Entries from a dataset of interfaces

###

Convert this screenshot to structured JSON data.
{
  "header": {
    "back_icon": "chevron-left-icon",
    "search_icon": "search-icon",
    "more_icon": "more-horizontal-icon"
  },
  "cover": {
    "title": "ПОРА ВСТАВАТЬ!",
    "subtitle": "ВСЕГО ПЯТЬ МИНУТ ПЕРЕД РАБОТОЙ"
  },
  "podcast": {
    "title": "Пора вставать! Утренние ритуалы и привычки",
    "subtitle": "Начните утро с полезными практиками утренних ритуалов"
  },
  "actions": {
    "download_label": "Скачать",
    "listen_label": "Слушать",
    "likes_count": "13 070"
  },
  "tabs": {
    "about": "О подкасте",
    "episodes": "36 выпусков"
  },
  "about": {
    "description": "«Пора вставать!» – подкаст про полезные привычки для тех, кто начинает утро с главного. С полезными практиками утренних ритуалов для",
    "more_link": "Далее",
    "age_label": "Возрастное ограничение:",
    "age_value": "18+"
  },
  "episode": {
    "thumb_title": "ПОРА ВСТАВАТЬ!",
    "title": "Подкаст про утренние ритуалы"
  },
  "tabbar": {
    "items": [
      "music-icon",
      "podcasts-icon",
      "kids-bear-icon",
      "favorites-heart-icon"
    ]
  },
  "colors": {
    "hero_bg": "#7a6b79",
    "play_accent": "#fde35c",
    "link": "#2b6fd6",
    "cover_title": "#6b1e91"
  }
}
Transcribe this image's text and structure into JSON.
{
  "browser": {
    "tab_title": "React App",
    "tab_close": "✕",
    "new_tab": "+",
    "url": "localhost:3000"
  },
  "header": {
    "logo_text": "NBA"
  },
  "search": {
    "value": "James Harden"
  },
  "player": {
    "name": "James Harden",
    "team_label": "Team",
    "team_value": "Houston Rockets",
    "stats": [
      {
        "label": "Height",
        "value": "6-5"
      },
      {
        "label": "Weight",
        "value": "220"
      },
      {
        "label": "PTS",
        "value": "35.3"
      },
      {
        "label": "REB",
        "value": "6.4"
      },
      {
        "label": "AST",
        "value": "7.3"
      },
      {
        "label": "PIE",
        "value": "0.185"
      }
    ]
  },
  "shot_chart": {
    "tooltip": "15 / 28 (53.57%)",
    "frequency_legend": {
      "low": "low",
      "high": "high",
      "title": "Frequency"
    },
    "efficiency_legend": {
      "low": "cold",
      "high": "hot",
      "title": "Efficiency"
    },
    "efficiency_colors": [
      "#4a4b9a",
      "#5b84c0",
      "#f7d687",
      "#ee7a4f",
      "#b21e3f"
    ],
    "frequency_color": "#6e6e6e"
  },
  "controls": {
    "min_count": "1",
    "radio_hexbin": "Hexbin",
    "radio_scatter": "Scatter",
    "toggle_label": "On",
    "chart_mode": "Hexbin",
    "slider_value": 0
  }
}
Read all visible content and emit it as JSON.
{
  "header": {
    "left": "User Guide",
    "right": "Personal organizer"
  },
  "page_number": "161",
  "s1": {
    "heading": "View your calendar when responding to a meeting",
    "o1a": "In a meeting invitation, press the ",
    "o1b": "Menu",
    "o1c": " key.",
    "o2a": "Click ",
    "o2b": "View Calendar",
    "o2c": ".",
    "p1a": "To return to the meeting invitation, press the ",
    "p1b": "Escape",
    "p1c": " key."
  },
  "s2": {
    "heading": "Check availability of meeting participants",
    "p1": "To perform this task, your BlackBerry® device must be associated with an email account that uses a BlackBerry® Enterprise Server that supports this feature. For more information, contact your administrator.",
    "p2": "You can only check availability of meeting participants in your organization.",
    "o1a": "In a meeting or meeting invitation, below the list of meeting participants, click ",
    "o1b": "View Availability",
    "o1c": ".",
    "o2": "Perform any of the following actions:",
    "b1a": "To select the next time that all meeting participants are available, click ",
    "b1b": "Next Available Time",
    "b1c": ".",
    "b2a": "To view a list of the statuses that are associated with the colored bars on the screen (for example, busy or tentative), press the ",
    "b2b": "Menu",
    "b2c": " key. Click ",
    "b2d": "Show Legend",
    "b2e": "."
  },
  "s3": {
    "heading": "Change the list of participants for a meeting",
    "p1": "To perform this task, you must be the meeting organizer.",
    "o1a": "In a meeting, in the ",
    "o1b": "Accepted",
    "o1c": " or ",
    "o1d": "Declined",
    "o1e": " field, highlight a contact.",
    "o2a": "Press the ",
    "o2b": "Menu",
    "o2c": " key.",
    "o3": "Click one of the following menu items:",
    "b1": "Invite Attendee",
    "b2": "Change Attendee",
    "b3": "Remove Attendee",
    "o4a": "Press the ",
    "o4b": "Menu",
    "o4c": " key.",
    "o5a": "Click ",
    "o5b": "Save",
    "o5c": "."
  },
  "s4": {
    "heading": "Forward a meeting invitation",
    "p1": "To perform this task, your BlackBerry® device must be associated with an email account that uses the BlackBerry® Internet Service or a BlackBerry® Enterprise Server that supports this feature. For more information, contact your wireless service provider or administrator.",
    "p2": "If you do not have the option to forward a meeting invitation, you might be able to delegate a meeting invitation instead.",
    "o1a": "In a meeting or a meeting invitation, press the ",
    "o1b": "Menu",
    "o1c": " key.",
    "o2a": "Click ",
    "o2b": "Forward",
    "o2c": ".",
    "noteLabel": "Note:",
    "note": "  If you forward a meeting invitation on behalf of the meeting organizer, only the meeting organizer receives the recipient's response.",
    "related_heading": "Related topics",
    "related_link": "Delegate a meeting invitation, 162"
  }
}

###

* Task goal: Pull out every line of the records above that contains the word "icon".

* Solution below:
    "back_icon": "chevron-left-icon",
    "search_icon": "search-icon",
    "more_icon": "more-horizontal-icon"
      "music-icon",
      "podcasts-icon",
      "kids-bear-icon",
      "favorites-heart-icon"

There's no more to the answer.